The theme continues, with its emphasis on faith in a relational God, who gives new birth, living hope, and an imperishable inheritance—not in the abstract, but personally, to each of us. The take-away for our times is consonant with the epistle writer’s message to persecuted believers, foreigners in the body politic of the Roman Empire; namely, to hold on in the face of trials, to trust even in extremity in the presence and promise of God.
We have all known people who renounce their faith when tragedy strikes, wondering “what kind of God” would permit such pain and suffering. The message from all of these texts suggests that such “faith” is based on a faulty understanding of the nature of God. Reciting the history of God’s interaction with Israel and in the life of Jesus is meant to remind us that God’s power is not in preventing the consequences of human free will (the “cup” did not pass from Jesus) but in transforming them into something life-giving. Nowhere is this more powerfully represented than in the cross, which transforms an instrument of death into a declaration of life.
The heart of this story is epistemological. It asks the question, how do we know what we know? The disciples know what they experienced in the aftermath of Jesus’ crucifixion. It was an overpowering sense of his presence and the conviction that his message had not been silenced but was still alive. They felt this because they had known Jesus and thus what it felt like to be in his presence. But what about those who came after, who hadn’t known him as they had? How could they share in this palpable presence if they had never known him in life?
This story addresses ways of knowing. It acknowledges the struggle between intuition and fact, between being persuaded by the heart or demanding the empirical evidence of sight and touch. When Jesus appears on the other side of a locked door; when he greets the disciples with the words, “Peace be with you,” he is as real as the visions so many people have experienced of deceased loved ones. According to the story, there is no question that the disciples see Jesus. This experience is then contrasted with Thomas, the empiricist who must touch the wounds of Jesus in order to believe.
So does Thomas actually touch flesh? I don’t know. But the gospel of John constantly contrasts literal and metaphorical understanding, and in this case the writer offers a narrative that addresses both kinds of knowing and uses different characters to represent each approach. What emerges, then, is this: it doesn’t matter how one comes to believe, but that one comes to believe. And the author is convinced that his story has that kind of persuasive power, that it addresses our varying approaches to ascertaining truth.

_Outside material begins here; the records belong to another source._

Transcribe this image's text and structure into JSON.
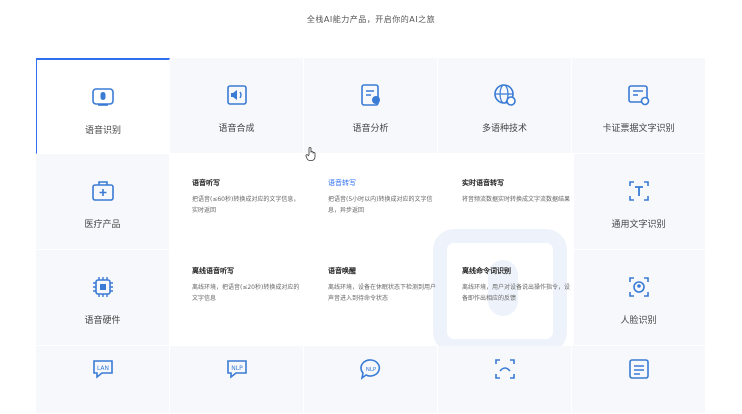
{
  "subtitle": "全栈AI能力产品，开启你的AI之旅",
  "accent_color": "#2f6ff0",
  "top_row": [
    {
      "label": "语音识别",
      "icon": "speech-recognition-icon"
    },
    {
      "label": "语音合成",
      "icon": "speech-synthesis-icon"
    },
    {
      "label": "语音分析",
      "icon": "speech-analysis-icon"
    },
    {
      "label": "多语种技术",
      "icon": "multilingual-globe-icon"
    },
    {
      "label": "卡证票据文字识别",
      "icon": "card-ocr-icon"
    }
  ],
  "left_col": [
    {
      "label": "医疗产品",
      "icon": "medical-kit-icon"
    },
    {
      "label": "语音硬件",
      "icon": "chip-icon"
    }
  ],
  "right_col": [
    {
      "label": "通用文字识别",
      "icon": "text-scan-icon"
    },
    {
      "label": "人脸识别",
      "icon": "face-scan-icon"
    }
  ],
  "bottom_row_icons": [
    "lan-icon",
    "nlp-icon",
    "nlp-bubble-icon",
    "face-landmark-icon",
    "document-list-icon"
  ],
  "bottom_row_badges": {
    "lan": "LAN",
    "nlp": "NLP",
    "nlp2": "NLP"
  },
  "panel_items": [
    {
      "title": "语音听写",
      "desc": "把语音(≤60秒)转换成对应的文字信息，实时返回"
    },
    {
      "title": "语音转写",
      "desc": "把语音(5小时以内)转换成对应的文字信息，异步返回"
    },
    {
      "title": "实时语音转写",
      "desc": "将音频流数据实时转换成文字流数据结果"
    },
    {
      "title": "离线语音听写",
      "desc": "离线环境，把语音(≤20秒)转换成对应的文字信息"
    },
    {
      "title": "语音唤醒",
      "desc": "离线环境，设备在休眠状态下检测到用户声音进入到待命令状态"
    },
    {
      "title": "离线命令词识别",
      "desc": "离线环境，用户对设备说出操作指令，设备即作出相应的反馈"
    }
  ]
}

There is one more thing to consider here. Thomas recognizes Christ—the transformative power of God—when he touches the wounds in Jesus’ side. In other words, there is a metaphorical message even in this nod to empiricism. Sometimes it is only when we touch our wounds that we discover Christ the companion, Christ the fellow sufferer. When our story touches Jesus’ story, we are drawn into this powerful example of faithfulness and transformation. When we then discover of what this faithfulness consists, we learn the ethics of Jesus, and when we put them into practice, we become one more voice speaking truth to power and one more participant in the transforming work of God.

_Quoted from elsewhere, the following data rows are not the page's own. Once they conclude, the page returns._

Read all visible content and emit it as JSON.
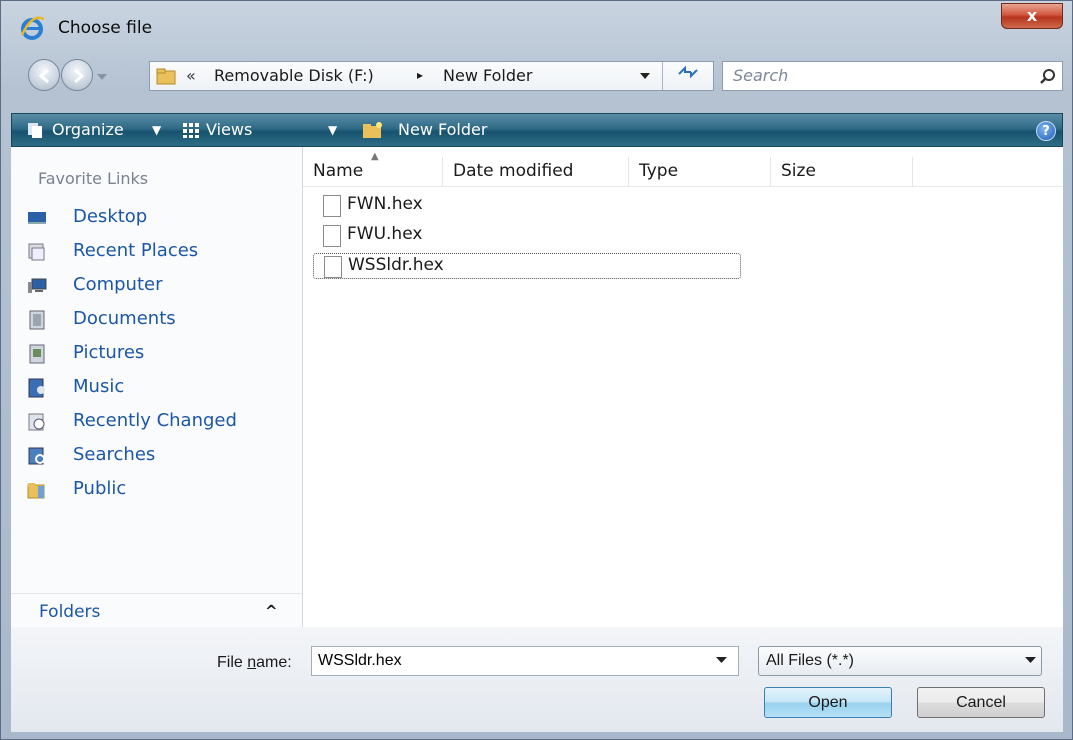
{
  "window": {
    "title": "Choose file",
    "close_label": "x"
  },
  "address": {
    "overflow": "«",
    "crumbs": [
      "Removable Disk (F:)",
      "New Folder"
    ],
    "separator": "▸"
  },
  "search": {
    "placeholder": "Search"
  },
  "toolbar": {
    "organize": "Organize",
    "views": "Views",
    "new_folder": "New Folder",
    "help": "?"
  },
  "favorites": {
    "heading": "Favorite Links",
    "items": [
      {
        "label": "Desktop",
        "icon": "desktop-icon"
      },
      {
        "label": "Recent Places",
        "icon": "recent-places-icon"
      },
      {
        "label": "Computer",
        "icon": "computer-icon"
      },
      {
        "label": "Documents",
        "icon": "documents-icon"
      },
      {
        "label": "Pictures",
        "icon": "pictures-icon"
      },
      {
        "label": "Music",
        "icon": "music-icon"
      },
      {
        "label": "Recently Changed",
        "icon": "recently-changed-icon"
      },
      {
        "label": "Searches",
        "icon": "searches-icon"
      },
      {
        "label": "Public",
        "icon": "public-folder-icon"
      }
    ],
    "folders_label": "Folders"
  },
  "columns": [
    "Name",
    "Date modified",
    "Type",
    "Size"
  ],
  "files": [
    {
      "name": "FWN.hex"
    },
    {
      "name": "FWU.hex"
    },
    {
      "name": "WSSldr.hex",
      "selected": true
    }
  ],
  "bottom": {
    "file_name_label_pre": "File ",
    "file_name_label_u": "n",
    "file_name_label_post": "ame:",
    "file_name_value": "WSSldr.hex",
    "file_type": "All Files (*.*)",
    "open_label": "Open",
    "cancel_label": "Cancel"
  },
  "colors": {
    "toolbar": "#2f6a86",
    "link": "#1c56a7"
  }
}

Jeanyne B. Slettom is the director of Process & Faith. She received her PhD from Claremont Graduate University. She is an adjunct professor at the Claremont School of Theology and United Theological Seminary of the Twin Cities, and also co- pastor of Brea Congregational (UCC) Church in Brea, CA. She is the editor of Creative Transformation, managing editor of Process Studies, and editor of The Process Perspective, by John B. Cobb, Jr., and The Process Perspective II.